DAH: Absolutely. The only reason I could put up with Andy was because I could identify with him. I think he felt the same.
DG: Do you feel Wyeth recognized, acknowledged photography as an art form? Did he have any views on this?
DAH: He did not talk about photography. But I brought him a print of mine as a gift, and when I came back a few weeks later it was hanging in his living room. He was also friends with Henri Cartier-Bresson, who was the only other photographer who ever spent any amount of time with Andy.
DG: What was the strangest moment during your time with him?
DAH: The moment when he seated me next to Helga for Thanksgiving dinner. She was in disguise. In costume. I had no idea the woman next to me was Helga. Andy loved this joke. I guess she liked talking to me, so a few days later she showed up for the picture in the studio. I guess it always pays to be nice with whomever you are sitting at dinner whether you know who they are or not!
DG: Do you know how he reacted to the publishing of the story?
DAH: I never saw Andy again after the story. I heard the family was pleased.
DG: Was your later work (or life) influenced by Wyeth?
DAH: My life is always influenced by the people I meet. Both the well known and the unknown. What I loved about Andy was that he thought about nothing else but painting. His wife Betsy ran the "business." Without Betsy, Andy would probably not have sold a single painting. I saw the blend of art and commerce with this team. No one person can do both. But, it was Andy's freestyle way of living and playing and being very serious at the same time that both influenced and reinforced my overall life philosophy.
Last month I proffered that due to both digital capture and digital delivery of images, the playing field for great photography is being leveled. So how can a professional photographer maintain an edge?
In a word: consistency.
I honestly believe that everyone has at least one great photograph in them, and the tools available today mean that the capture and distribution of that one great image dramatically increases the chance it will be seen by a broad audience.
But to be a professional, you need to be able to make more than just one great image—you have to make them all the time. Any publication dedicating resources to the creation of original photography needs to be assured that the photographers on assignment will come back with the goods.
Each type of publication has specific visual needs. Newspapers use workhorse photographers who can produce good images on very tight deadlines. The news weeklies’ needs are similar but want work that is elevated aesthetically and can hold together over multiple pages. Monthly publications, such as National Geographic, hire photographers who specialize in long-form narrative or complex conceptualization.
I love the image above because it is a view that I have never seen before of the Gateway Arch in St. Louis. It is in one of those images where I slap my head and say “how the heck did you see that?!” In the November issue of National Geographic, Jim Richardson has produced even more stunning images on a story on light pollution. And the truth is that these amazing photographs could not have been made to such a level of quality if it were not for digital photography.

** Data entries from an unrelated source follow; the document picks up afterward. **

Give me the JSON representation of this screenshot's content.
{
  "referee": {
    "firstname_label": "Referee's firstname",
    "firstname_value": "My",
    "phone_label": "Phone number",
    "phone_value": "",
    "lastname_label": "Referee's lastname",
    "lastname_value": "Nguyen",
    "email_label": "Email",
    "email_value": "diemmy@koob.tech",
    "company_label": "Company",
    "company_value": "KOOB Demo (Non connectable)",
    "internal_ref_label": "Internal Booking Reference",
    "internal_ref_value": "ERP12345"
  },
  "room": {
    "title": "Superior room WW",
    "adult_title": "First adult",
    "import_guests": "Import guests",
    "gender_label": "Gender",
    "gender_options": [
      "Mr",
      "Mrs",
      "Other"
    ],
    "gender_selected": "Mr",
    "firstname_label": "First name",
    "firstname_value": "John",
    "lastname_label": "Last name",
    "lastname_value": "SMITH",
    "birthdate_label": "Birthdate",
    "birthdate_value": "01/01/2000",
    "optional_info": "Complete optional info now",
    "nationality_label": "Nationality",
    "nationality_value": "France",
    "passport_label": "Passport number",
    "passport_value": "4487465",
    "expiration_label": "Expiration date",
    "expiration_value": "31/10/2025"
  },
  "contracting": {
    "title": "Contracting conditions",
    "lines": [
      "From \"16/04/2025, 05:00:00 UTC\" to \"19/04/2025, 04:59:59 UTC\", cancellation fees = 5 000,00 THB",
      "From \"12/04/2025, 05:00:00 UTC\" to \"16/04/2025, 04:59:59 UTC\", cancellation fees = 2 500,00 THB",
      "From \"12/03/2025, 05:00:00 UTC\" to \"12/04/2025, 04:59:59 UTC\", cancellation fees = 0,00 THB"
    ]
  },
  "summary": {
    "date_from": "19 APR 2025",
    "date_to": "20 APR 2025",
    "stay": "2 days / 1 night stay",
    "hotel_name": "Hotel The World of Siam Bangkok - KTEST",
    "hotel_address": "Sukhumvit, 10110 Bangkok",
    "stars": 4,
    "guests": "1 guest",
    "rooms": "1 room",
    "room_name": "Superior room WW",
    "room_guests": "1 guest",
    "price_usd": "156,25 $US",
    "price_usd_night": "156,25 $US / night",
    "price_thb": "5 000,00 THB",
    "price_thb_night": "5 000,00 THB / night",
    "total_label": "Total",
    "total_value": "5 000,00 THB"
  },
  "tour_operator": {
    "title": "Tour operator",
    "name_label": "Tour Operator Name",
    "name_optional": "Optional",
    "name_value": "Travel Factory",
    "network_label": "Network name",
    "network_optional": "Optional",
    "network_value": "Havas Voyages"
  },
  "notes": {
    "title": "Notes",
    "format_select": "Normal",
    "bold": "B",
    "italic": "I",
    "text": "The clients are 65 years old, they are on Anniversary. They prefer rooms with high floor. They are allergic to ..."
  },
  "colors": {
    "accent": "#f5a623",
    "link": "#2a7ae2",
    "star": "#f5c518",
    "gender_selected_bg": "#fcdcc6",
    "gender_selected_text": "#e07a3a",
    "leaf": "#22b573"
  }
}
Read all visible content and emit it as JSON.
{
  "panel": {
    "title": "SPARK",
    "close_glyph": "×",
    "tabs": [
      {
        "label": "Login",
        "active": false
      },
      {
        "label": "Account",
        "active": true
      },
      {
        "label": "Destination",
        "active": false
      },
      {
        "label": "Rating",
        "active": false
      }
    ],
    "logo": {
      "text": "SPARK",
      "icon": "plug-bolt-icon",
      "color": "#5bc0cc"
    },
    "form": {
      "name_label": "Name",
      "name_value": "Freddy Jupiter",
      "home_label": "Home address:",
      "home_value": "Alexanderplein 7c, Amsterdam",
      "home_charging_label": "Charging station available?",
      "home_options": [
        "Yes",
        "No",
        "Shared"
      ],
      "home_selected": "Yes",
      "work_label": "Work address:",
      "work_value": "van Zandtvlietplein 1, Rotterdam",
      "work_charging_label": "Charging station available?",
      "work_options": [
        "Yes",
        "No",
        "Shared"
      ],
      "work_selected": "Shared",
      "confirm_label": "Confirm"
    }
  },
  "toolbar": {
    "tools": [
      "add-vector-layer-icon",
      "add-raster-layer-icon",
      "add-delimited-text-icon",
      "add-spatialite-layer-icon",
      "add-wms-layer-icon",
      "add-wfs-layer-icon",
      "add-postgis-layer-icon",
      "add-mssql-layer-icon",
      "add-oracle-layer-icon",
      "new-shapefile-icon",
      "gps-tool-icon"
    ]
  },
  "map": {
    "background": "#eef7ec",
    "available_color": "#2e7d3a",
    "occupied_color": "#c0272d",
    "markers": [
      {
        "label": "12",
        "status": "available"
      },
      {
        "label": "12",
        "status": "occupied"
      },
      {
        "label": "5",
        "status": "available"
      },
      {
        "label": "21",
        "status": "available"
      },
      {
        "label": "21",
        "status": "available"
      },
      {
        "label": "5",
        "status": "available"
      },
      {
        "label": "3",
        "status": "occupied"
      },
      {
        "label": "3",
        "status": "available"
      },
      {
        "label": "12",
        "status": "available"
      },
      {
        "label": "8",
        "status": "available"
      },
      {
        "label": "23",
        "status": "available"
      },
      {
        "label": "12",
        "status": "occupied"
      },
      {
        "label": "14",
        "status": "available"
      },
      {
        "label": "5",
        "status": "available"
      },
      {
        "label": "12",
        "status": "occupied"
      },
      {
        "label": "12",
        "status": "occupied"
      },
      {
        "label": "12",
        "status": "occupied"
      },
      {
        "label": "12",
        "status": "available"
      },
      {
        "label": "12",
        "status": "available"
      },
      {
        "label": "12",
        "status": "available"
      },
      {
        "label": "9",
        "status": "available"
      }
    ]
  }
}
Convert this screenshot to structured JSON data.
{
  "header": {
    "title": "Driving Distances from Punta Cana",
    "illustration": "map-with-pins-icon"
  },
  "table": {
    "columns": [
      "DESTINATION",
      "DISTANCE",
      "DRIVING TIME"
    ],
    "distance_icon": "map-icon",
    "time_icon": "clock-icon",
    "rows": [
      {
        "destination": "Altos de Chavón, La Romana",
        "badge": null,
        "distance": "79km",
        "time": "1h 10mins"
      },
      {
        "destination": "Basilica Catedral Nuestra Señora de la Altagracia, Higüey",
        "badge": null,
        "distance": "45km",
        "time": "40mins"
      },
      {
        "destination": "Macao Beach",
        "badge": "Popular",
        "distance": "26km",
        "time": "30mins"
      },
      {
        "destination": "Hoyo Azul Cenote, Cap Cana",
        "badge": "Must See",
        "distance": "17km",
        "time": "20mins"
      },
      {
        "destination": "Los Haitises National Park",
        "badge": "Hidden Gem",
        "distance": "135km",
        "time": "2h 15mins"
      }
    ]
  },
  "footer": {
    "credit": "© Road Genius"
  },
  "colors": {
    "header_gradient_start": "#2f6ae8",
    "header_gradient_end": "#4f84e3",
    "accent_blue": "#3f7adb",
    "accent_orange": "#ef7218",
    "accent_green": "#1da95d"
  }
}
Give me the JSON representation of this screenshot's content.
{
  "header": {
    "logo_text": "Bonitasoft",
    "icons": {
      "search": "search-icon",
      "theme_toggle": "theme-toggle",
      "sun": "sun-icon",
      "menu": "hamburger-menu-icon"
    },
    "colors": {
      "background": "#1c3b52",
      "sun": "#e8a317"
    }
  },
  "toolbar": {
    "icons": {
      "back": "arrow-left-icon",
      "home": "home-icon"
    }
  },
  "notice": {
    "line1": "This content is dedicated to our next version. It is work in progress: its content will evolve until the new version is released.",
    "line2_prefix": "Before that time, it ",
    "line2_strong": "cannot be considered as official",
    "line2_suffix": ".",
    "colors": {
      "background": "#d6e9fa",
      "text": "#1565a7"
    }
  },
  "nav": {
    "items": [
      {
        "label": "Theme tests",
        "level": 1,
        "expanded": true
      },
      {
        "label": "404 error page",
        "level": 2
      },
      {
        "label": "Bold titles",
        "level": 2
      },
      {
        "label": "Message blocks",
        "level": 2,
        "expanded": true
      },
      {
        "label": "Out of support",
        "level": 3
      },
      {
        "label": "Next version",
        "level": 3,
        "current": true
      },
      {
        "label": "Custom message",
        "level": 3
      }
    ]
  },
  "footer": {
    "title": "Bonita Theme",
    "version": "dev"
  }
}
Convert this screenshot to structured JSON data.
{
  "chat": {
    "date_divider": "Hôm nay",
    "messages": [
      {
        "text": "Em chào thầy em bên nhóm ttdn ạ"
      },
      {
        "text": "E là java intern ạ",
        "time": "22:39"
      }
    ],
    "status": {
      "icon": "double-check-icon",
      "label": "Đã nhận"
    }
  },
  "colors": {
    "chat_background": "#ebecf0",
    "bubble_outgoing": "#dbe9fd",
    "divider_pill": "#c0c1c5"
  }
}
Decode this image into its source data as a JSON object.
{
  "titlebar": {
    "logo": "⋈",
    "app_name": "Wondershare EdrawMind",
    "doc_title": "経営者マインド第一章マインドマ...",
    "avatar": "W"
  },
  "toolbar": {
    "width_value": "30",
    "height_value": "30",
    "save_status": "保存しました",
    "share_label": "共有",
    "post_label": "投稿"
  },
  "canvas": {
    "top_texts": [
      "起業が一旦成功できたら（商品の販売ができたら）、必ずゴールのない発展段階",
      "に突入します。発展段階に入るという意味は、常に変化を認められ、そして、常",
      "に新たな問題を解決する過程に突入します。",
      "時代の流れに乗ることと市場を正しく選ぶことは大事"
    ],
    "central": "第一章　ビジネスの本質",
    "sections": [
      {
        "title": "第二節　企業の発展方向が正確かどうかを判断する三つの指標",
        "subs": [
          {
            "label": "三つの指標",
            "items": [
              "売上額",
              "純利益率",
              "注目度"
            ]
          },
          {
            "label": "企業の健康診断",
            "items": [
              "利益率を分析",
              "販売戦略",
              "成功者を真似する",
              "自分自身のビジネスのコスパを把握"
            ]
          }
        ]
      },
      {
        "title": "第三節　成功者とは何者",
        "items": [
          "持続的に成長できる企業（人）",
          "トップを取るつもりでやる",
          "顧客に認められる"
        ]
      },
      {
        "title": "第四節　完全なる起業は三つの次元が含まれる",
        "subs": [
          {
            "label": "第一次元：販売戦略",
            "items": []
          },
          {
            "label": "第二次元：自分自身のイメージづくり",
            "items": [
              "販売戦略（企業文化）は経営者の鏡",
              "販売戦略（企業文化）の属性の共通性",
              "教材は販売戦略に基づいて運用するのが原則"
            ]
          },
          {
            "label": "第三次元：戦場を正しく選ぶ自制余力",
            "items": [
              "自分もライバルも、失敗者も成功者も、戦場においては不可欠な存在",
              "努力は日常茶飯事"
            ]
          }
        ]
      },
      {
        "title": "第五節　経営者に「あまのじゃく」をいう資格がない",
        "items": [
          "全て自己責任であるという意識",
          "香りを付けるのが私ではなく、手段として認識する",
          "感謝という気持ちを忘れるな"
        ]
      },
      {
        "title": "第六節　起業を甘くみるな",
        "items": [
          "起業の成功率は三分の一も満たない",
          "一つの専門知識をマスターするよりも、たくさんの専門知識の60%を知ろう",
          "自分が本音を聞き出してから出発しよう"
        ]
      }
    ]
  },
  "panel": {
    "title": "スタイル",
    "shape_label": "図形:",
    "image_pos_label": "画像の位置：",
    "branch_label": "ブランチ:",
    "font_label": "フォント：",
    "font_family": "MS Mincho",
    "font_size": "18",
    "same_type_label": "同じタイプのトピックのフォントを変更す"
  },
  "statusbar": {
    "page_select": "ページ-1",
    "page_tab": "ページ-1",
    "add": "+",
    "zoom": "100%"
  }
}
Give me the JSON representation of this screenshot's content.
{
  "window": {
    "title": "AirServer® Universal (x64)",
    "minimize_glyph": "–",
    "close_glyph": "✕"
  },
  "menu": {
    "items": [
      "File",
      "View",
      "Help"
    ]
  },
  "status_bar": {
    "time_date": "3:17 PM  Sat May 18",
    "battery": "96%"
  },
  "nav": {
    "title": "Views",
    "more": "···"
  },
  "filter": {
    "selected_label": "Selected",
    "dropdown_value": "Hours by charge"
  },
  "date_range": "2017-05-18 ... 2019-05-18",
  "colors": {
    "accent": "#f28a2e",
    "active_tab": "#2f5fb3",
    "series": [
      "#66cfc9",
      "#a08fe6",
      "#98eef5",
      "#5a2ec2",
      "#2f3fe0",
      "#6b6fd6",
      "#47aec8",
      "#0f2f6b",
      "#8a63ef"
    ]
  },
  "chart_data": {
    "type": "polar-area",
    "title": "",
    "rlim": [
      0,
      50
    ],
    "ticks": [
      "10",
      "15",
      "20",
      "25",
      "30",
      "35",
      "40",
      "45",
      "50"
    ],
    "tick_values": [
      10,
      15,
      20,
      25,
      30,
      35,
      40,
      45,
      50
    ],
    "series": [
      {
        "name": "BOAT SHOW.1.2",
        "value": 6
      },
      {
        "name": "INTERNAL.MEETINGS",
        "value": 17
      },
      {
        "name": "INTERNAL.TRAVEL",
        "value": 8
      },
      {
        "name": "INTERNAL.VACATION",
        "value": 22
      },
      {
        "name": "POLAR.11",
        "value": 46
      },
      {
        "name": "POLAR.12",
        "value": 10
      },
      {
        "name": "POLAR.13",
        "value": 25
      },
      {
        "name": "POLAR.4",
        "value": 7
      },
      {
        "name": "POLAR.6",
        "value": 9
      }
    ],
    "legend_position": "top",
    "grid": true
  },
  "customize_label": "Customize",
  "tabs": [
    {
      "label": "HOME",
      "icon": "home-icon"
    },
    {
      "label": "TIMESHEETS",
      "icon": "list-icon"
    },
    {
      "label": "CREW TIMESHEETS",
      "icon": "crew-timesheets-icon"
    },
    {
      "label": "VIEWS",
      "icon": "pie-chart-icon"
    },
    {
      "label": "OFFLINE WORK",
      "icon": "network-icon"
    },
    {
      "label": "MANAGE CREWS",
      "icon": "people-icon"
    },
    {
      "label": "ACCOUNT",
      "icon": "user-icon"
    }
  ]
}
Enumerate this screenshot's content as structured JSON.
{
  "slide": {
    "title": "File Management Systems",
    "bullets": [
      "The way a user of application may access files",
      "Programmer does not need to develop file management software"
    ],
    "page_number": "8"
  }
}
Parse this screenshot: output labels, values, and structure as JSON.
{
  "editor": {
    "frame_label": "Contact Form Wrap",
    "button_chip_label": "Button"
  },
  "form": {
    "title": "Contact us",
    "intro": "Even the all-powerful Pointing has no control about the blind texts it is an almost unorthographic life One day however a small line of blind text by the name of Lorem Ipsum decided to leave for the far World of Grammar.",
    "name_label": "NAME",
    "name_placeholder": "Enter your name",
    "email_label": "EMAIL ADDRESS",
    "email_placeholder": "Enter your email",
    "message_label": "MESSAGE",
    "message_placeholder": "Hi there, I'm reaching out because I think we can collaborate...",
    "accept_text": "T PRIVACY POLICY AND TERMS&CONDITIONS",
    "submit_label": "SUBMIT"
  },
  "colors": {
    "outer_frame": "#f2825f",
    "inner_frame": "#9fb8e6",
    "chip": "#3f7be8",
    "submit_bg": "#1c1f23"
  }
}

There is one thing that photographers almost universally need to make photographs: light. But for National Geographic magazine staff photographer Mark Theissen, is drawn not just to light, but to fire.
“As a photographer you are drawn to light and I like photographs that have a light source within them.” Mark explains.
In the October issue of National Geographic, for a story marking 50 years of space exploration, Mark made a frame of spacecraft reentry tiles being tested using concentrated solar rays. Mark was permitted to get close to where the focused beams hit the tiles simulating the intense heat encountered when braking through the Earth’s atmosphere.
What a difference a few years can make. Ten years ago, Brooklyn-based photographer Robert Clark started a story for the Geographic on the beautifully and eerily preserved 2,000-year-old bodies unearthed from European peat bogs.
How do you make distinctive photographs of subjects that have been photographed countless times? That was the challenge British photographer Simon Norfolk faced for the assignment of shooting the classic Mayan ruins of Central America.